» **INSTRUCTIONS TO FOLLOW**: Give back each line of the data exactly as it reads, minus the pictures.

DATASET: Begin

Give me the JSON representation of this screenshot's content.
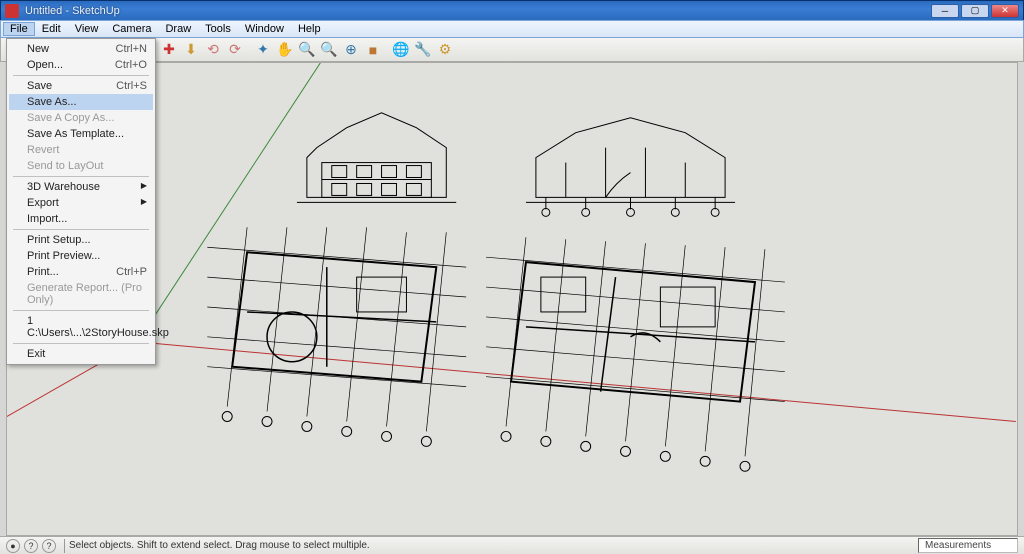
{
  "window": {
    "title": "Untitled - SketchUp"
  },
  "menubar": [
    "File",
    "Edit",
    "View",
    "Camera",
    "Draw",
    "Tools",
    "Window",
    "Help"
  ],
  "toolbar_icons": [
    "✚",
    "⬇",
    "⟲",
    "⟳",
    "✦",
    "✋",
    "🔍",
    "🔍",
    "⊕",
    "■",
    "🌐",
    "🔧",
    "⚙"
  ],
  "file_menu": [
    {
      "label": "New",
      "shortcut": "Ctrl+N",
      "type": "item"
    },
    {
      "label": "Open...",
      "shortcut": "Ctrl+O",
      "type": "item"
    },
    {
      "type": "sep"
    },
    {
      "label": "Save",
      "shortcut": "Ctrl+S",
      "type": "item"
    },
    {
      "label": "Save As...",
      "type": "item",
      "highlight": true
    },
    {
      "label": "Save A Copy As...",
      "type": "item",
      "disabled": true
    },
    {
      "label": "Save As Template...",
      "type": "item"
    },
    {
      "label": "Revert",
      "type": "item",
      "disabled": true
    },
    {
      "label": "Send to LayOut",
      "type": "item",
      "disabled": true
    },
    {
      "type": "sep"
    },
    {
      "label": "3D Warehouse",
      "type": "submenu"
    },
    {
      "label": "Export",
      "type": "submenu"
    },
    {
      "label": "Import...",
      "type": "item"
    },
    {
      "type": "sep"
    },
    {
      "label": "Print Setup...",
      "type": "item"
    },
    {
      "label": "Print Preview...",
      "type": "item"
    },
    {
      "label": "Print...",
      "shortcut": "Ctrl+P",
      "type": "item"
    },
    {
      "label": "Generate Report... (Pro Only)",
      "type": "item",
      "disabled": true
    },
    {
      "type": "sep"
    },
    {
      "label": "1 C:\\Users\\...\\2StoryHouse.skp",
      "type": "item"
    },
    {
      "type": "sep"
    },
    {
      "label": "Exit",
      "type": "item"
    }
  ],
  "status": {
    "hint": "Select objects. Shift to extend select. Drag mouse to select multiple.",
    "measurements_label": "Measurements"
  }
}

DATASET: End

» **COMPLETED EXERCISE**:
Give me the JSON representation of this screenshot's content.
{
  "window": {
    "title": "Untitled - SketchUp"
  },
  "menubar": [
    "File",
    "Edit",
    "View",
    "Camera",
    "Draw",
    "Tools",
    "Window",
    "Help"
  ],
  "toolbar_icons": [
    "✚",
    "⬇",
    "⟲",
    "⟳",
    "✦",
    "✋",
    "🔍",
    "🔍",
    "⊕",
    "■",
    "🌐",
    "🔧",
    "⚙"
  ],
  "file_menu": [
    {
      "label": "New",
      "shortcut": "Ctrl+N",
      "type": "item"
    },
    {
      "label": "Open...",
      "shortcut": "Ctrl+O",
      "type": "item"
    },
    {
      "type": "sep"
    },
    {
      "label": "Save",
      "shortcut": "Ctrl+S",
      "type": "item"
    },
    {
      "label": "Save As...",
      "type": "item",
      "highlight": true
    },
    {
      "label": "Save A Copy As...",
      "type": "item",
      "disabled": true
    },
    {
      "label": "Save As Template...",
      "type": "item"
    },
    {
      "label": "Revert",
      "type": "item",
      "disabled": true
    },
    {
      "label": "Send to LayOut",
      "type": "item",
      "disabled": true
    },
    {
      "type": "sep"
    },
    {
      "label": "3D Warehouse",
      "type": "submenu"
    },
    {
      "label": "Export",
      "type": "submenu"
    },
    {
      "label": "Import...",
      "type": "item"
    },
    {
      "type": "sep"
    },
    {
      "label": "Print Setup...",
      "type": "item"
    },
    {
      "label": "Print Preview...",
      "type": "item"
    },
    {
      "label": "Print...",
      "shortcut": "Ctrl+P",
      "type": "item"
    },
    {
      "label": "Generate Report... (Pro Only)",
      "type": "item",
      "disabled": true
    },
    {
      "type": "sep"
    },
    {
      "label": "1 C:\\Users\\...\\2StoryHouse.skp",
      "type": "item"
    },
    {
      "type": "sep"
    },
    {
      "label": "Exit",
      "type": "item"
    }
  ],
  "status": {
    "hint": "Select objects. Shift to extend select. Drag mouse to select multiple.",
    "measurements_label": "Measurements"
  }
}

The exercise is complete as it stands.